Costing just $50, Amazon’s Fire tablet is definitely a bargain. But it looks so much like the company’s original Kindle Fire and is so cheap, that I got to thinking. Did Amazon just put old Kindle Fire hardware in a new package? In this TechRepublic teardown gallery, I crack open the Fire to find out. More my full hardware analysis and to watch a video of the teardown, check out my article, Cracking Open: Amazon Fire illustrates dramatic drop in cost of tablet tech.
Cracking Open Amazon Fire
Released in 2011 for $200, Amazon’s original Kindle Fire was a moderately priced tablet with average specs. It was more an entertainment device and shopping portal than anything else. The new Fire tablet takes this concept to the extreme, but does it at a quarter of the cost.

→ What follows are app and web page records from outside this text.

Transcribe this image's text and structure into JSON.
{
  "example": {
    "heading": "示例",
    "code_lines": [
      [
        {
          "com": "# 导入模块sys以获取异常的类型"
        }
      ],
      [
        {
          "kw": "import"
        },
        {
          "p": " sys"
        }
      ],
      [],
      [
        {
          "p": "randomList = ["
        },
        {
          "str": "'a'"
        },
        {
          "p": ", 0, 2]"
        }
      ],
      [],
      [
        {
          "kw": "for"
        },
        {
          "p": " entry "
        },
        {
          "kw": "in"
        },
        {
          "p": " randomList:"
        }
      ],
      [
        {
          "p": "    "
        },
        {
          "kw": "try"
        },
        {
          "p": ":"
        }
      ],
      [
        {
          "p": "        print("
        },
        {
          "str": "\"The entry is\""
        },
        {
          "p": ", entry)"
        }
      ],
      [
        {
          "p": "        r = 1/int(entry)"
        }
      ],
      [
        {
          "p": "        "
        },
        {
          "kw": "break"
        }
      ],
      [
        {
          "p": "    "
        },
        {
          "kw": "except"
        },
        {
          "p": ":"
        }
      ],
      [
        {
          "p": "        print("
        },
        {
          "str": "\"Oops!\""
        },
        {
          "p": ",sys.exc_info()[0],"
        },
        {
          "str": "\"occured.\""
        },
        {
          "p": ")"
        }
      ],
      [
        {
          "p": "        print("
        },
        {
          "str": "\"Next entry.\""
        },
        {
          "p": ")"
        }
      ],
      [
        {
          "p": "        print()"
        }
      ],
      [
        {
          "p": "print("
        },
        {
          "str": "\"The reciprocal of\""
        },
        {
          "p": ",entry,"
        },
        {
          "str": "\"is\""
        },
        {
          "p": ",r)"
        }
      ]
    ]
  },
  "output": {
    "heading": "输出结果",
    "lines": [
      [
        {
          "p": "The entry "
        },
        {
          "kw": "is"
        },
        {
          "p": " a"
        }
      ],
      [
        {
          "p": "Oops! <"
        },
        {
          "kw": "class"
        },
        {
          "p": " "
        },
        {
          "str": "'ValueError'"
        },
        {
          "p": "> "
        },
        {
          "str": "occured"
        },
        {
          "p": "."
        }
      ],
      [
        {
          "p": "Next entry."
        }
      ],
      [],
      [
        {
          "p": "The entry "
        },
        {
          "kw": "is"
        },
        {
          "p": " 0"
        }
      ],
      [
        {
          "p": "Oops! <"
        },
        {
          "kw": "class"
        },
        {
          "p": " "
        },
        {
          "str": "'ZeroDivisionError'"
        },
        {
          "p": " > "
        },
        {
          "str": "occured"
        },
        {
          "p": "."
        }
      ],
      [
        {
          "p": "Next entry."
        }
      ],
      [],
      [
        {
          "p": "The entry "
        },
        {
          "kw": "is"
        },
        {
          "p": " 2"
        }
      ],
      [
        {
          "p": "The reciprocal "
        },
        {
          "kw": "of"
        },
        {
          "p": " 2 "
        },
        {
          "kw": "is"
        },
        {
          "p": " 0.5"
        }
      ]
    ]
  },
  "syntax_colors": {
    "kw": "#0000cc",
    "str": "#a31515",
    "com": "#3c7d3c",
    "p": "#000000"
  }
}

Cracking Open Amazon Fire: Dimensions
Its dimensions are nearly identical to the original Kindle Fire, but it weighs slightly less and has a more rounded back cover. It also has a lot of features the older tablet didn’t have, like cameras, a microphone, and a microSD card slot, which is good because like the original Kindle Fire it only has 8GB of internal storage and more than 2 of that is used for the operating system. Also like the original Kindle Fire, the screen has a 1,024×600-pixel resolution, so it’s not high-definition like Amazon’s Fire HD tablets. And the front panel isn’t made with Gorilla Glass, so it’s not are durable as many other tablets on the market.